Even as the most "pressured" quarterback in the entire NFL, Russell Wilson still managed to finish as the 13th best overall quarterback by season-long grade (WHAT GRADE?), but this is where I feel the human grading falls flat on its face.

You see, one could look at the amount of sacks and throwaways Wilson had and refer to them as "inefficient", but that's not how I infer this data. I look at it as progression, I recognize the decline in turnovers by Wilson as a byproduct of his "inefficient" decision making. If him throwing the ball away 38 times on the year means the Seahawks are back to back divisional champions then I say, "screw it, make it 50 and bring us home another title".

To be clear, though, it isn't just "throwing the ball away" that equates to team victories; the throwaways do play a big role in Pete Carroll's overall team philosophy -- a philosophy that manifests itself in the form of Russell Wilson's onfield play.

Pete Carroll has long made it known that the Seattle Seahawks' goal every game is to force turnovers on defense, and prevent turnovers on offense. In a quote from back in October of 2013, Pete Carroll put Russell's onfield decision making into perspective perfectly:

"He's a fantastic competitor, he gets it, he knows what we're after and what we want and so that means that there is some risk involved, and I think that he's as much of a risk taker out there as anybody playing the game. But I think that he can manage that risk really well."

Carroll's sentiments on Wilson's quarterback play echo what is truly taking place. As Wilson has shown time and time again, protecting possession of the ball and himself over all else will ensure the team gets to live and fight another down. Its this combination of Wilson's own style and Carroll's philosophy that attribute to many of Russell's sacks taken. As a Seahawks fan this is a fact that we will just have to accept, just like James Van Der Beek is never going to be on the big screen again, even though it hurts to accept.

In light of the last paragraph, we understand that the non-offensive line related sacks however fall squarely on Russell Wilson's shoulders, and the remedy to that is undoubtedly quicker decision-making, and growth inside the Carroll system.

So in the end, I believe the conclusion was exactly what we thought it was going to be: a growing young quarterback who has played very well on every level by extending plays with his legs, a young offensive line that never really got a chance to find its collective rhythm, and a true inability for the offensive line as a whole to create time in the pocket for Wilson to function without pressure (plus, as Tom Cable has said, he's not a normal quarterback, so it's not normal pass protection).

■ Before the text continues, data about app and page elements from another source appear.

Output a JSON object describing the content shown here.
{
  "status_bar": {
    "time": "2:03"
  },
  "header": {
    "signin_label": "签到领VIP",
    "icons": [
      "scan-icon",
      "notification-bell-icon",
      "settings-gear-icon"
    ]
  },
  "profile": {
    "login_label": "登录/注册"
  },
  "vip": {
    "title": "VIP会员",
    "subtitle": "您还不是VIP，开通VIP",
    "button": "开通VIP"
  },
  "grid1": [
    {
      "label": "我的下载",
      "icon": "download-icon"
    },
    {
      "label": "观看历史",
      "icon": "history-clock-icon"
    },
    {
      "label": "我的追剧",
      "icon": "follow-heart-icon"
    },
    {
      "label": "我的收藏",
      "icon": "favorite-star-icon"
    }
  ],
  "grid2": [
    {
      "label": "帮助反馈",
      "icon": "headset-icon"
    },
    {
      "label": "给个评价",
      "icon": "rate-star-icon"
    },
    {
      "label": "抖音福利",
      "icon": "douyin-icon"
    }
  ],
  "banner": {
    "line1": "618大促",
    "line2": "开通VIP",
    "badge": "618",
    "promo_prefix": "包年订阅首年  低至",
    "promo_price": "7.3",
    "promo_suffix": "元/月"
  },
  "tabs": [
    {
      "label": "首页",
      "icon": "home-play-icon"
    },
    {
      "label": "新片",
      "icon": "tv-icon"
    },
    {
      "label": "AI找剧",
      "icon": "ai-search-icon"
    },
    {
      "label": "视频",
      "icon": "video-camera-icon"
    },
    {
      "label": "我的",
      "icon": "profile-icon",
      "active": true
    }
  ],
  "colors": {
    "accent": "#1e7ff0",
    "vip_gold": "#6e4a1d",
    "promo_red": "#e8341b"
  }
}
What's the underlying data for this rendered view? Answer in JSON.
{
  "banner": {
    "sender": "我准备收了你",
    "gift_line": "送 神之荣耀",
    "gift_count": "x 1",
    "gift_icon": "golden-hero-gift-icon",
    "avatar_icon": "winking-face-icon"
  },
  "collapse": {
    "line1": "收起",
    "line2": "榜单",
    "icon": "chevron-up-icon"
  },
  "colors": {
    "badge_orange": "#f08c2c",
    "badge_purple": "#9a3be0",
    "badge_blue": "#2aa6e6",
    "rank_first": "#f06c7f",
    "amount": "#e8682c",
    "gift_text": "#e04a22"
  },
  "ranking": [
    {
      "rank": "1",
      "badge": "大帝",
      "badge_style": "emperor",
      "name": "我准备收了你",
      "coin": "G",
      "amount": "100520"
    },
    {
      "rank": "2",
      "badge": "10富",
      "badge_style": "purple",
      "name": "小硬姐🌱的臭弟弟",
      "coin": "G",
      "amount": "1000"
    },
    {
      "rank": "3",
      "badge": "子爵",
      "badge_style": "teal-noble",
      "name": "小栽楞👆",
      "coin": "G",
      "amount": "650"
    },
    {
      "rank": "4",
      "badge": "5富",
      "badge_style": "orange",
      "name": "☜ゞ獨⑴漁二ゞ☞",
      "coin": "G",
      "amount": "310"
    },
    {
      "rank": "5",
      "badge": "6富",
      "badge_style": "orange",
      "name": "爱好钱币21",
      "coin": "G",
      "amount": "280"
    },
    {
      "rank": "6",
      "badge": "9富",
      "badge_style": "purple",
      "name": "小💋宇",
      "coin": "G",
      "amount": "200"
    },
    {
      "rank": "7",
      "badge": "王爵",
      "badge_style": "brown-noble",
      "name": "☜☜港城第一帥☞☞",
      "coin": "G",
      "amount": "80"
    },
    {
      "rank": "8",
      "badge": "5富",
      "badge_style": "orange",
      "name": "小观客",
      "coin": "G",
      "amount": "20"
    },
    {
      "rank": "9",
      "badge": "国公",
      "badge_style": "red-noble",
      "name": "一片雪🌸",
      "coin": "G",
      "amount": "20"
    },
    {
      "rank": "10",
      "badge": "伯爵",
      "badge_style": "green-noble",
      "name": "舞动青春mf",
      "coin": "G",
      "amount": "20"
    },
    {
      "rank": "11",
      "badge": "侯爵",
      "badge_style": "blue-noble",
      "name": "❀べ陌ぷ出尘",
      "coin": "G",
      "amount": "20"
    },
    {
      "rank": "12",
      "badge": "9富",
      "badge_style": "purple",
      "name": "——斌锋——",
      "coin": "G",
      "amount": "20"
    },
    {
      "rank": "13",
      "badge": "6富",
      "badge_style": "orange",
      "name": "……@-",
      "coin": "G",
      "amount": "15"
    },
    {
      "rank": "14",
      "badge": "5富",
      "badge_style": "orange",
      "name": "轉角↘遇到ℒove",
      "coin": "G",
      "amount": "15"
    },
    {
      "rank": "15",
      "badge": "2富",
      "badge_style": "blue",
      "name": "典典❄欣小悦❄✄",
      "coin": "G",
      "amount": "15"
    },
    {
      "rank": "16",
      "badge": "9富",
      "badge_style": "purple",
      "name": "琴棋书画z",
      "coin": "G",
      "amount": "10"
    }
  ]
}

Wilson's future production will always be tied to a strong run game, but the hope here is that Seattle can eventually bolster this offensive line, and give Wilson the pressure-less time he needs to be the high end passing talent the numbers state he can be. If the Seahawks address these needs through the draft or free agency in the offseason, along with some added weapons on the outside, I truly believe the leap Russell Wilson will make from 2014 to 2015 will be massive.